## ASSIGNMENT:
Lines holding the word "JSON" must be located in the listing below and copied.
☆ ☆ ☆ ☆
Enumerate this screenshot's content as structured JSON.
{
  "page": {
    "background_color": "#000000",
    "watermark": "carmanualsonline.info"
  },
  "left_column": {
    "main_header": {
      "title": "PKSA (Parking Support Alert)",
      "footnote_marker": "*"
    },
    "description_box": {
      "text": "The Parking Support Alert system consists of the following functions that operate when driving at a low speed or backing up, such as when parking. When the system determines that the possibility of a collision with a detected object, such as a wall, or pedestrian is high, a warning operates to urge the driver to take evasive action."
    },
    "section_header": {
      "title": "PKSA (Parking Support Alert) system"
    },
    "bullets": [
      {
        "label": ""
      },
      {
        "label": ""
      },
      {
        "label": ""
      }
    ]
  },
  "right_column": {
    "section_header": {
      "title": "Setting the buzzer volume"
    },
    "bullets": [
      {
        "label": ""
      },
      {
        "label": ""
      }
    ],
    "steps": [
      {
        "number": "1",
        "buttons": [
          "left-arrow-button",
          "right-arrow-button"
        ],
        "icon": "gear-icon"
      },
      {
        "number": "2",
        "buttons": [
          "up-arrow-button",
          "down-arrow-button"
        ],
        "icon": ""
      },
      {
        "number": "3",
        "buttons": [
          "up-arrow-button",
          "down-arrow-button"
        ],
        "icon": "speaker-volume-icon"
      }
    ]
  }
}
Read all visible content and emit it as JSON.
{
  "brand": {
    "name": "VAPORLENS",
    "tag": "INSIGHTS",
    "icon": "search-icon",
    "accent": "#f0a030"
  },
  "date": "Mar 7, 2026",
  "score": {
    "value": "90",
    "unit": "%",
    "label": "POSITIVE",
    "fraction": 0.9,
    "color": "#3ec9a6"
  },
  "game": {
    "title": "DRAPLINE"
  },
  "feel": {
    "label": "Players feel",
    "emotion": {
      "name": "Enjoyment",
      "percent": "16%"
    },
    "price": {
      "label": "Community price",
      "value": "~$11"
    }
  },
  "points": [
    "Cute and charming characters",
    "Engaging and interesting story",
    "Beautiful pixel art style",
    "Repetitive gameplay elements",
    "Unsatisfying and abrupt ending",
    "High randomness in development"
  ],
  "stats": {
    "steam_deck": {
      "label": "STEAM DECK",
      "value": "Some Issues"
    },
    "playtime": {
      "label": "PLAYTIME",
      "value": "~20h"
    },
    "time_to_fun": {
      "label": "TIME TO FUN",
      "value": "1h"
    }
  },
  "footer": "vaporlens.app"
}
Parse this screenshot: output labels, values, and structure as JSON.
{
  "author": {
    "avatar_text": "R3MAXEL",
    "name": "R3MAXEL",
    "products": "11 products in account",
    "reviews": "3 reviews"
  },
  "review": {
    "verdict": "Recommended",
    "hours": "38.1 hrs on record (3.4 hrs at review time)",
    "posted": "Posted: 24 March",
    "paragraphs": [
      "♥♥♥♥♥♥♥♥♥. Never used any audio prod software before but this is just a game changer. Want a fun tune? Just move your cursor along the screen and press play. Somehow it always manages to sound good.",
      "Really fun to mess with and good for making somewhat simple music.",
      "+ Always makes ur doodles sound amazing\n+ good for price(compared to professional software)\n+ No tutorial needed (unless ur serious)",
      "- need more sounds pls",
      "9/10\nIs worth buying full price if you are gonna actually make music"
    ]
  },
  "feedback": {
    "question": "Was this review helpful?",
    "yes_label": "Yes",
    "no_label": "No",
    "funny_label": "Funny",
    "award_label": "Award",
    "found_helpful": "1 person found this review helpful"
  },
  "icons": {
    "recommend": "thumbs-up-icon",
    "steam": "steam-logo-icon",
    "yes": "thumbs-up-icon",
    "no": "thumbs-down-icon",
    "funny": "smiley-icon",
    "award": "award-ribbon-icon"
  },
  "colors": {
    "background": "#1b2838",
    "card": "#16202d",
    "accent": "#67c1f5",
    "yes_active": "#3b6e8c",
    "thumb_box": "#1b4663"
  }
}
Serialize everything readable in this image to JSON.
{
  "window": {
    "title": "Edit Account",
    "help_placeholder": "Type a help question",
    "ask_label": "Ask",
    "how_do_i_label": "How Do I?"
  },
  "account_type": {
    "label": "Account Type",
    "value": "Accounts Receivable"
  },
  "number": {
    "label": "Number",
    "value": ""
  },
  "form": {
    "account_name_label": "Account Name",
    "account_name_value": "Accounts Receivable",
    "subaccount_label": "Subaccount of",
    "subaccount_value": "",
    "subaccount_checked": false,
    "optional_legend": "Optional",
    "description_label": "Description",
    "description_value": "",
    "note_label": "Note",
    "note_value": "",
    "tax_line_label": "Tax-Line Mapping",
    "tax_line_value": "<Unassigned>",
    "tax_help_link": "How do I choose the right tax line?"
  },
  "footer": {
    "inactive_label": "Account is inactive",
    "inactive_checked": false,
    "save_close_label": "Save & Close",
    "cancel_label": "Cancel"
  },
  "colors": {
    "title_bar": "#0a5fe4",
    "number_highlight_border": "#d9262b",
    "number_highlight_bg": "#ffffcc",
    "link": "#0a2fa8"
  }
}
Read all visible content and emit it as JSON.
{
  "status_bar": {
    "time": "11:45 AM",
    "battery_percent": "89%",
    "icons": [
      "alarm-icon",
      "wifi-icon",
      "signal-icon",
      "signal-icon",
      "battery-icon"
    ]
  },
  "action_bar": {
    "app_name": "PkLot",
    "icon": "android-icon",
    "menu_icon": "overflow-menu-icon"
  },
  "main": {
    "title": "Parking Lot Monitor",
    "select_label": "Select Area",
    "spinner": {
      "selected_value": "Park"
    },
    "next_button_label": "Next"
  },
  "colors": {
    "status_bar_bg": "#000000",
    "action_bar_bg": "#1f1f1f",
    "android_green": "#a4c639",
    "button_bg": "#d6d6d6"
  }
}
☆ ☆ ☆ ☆
## WRITTEN ANSWER:
Enumerate this screenshot's content as structured JSON.
Read all visible content and emit it as JSON.
Parse this screenshot: output labels, values, and structure as JSON.
Serialize everything readable in this image to JSON.
Read all visible content and emit it as JSON.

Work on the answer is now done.